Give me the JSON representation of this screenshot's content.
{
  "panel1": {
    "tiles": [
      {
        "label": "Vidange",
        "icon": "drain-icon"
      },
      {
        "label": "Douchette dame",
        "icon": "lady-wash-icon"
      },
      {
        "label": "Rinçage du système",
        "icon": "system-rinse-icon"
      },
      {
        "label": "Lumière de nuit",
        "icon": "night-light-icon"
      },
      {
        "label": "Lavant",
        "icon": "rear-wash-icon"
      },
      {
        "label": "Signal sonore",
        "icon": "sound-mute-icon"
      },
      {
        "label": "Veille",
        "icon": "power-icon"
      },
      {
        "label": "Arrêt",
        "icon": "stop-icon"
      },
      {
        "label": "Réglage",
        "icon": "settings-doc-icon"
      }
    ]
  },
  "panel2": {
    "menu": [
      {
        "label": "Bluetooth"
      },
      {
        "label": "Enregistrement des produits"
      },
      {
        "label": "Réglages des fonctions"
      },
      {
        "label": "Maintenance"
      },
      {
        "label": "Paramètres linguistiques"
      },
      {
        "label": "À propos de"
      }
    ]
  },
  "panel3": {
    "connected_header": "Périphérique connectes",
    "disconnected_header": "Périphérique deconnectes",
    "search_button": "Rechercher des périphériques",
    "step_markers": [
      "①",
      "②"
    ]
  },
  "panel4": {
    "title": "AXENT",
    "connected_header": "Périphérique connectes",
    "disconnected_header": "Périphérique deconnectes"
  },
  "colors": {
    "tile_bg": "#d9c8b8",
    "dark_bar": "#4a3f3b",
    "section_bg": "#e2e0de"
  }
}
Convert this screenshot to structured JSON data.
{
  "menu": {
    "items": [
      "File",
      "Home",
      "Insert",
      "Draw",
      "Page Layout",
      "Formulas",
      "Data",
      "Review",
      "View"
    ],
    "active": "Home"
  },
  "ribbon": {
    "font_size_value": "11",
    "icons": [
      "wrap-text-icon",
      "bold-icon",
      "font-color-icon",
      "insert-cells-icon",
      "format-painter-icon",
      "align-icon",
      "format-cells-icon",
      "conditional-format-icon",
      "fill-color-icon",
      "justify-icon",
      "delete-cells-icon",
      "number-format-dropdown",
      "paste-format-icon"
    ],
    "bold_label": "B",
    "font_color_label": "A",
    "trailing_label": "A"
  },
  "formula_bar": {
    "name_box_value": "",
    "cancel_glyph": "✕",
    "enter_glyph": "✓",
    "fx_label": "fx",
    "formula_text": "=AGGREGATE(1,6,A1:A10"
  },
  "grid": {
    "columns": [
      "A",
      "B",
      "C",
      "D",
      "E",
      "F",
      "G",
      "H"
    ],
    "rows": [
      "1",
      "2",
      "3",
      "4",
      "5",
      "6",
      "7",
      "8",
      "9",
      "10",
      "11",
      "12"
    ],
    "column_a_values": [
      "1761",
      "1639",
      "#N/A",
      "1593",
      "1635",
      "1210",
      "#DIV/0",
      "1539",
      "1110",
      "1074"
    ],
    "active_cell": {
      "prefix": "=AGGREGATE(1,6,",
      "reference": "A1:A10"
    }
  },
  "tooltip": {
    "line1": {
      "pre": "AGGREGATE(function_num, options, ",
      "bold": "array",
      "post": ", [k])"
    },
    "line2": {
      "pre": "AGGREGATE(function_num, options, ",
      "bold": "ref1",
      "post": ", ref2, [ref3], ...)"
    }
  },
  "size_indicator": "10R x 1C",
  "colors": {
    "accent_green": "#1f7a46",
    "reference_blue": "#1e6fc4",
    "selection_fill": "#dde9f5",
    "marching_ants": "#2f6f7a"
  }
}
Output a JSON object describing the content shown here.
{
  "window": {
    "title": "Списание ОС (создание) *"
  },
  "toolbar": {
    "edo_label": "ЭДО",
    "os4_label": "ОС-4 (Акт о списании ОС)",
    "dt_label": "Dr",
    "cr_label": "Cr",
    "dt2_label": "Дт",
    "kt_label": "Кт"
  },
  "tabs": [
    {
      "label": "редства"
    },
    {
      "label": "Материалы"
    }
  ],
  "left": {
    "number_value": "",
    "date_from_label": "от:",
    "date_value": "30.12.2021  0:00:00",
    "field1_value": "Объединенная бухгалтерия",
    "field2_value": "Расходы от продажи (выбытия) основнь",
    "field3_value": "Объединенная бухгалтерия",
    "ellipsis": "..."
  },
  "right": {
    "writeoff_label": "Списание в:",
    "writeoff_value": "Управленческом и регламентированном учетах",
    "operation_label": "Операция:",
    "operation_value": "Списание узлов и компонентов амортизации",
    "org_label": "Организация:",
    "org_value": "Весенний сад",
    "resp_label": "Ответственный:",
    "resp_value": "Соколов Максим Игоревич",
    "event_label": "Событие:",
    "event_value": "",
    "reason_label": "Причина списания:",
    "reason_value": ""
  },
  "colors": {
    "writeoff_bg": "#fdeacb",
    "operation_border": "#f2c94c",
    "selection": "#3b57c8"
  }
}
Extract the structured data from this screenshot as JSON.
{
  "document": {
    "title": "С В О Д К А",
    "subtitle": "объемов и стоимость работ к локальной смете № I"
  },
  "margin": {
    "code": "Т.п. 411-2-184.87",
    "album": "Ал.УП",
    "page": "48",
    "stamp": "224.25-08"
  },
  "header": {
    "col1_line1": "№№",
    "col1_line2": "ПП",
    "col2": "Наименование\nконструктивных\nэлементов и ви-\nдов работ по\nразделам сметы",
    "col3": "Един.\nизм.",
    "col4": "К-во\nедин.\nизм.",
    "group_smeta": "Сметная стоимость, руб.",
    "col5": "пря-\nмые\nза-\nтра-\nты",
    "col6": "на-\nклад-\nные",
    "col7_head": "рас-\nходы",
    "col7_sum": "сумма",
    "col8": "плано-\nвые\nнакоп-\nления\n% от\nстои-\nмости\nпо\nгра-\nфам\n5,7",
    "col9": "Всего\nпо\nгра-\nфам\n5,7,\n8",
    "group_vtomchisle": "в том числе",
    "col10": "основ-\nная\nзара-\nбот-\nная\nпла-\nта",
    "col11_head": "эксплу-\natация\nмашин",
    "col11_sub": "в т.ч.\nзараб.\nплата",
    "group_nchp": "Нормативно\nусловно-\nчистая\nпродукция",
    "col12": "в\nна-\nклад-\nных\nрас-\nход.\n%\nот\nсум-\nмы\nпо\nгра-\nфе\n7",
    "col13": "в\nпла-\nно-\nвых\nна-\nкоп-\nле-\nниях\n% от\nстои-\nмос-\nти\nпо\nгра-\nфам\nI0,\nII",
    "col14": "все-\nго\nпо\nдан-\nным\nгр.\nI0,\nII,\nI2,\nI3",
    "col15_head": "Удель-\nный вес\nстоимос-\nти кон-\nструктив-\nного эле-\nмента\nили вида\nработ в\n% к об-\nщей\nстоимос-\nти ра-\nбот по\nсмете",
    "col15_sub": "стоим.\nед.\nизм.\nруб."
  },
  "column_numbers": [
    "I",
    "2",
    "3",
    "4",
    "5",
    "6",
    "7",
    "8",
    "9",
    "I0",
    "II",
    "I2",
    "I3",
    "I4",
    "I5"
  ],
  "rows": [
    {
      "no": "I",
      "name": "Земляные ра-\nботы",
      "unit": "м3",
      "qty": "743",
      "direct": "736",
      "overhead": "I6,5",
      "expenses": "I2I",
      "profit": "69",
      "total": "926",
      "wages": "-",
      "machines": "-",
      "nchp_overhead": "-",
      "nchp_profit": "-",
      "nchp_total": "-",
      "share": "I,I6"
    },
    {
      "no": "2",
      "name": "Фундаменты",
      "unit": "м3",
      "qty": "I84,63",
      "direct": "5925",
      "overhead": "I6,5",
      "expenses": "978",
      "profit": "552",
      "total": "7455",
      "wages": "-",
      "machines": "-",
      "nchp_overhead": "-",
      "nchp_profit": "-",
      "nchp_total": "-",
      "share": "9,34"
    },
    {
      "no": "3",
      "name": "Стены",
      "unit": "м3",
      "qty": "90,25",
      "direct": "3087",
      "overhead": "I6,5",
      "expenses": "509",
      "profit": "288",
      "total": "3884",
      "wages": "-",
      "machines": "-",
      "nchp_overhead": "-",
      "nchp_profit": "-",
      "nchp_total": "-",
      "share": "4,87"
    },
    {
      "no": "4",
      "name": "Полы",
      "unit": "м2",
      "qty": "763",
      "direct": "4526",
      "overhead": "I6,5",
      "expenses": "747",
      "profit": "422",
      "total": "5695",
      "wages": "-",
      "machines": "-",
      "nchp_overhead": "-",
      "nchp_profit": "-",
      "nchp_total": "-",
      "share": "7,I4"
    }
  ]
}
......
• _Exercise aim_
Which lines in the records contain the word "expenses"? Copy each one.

• _Task result_
      "expenses": "I2I",
      "expenses": "978",
      "expenses": "509",
      "expenses": "747",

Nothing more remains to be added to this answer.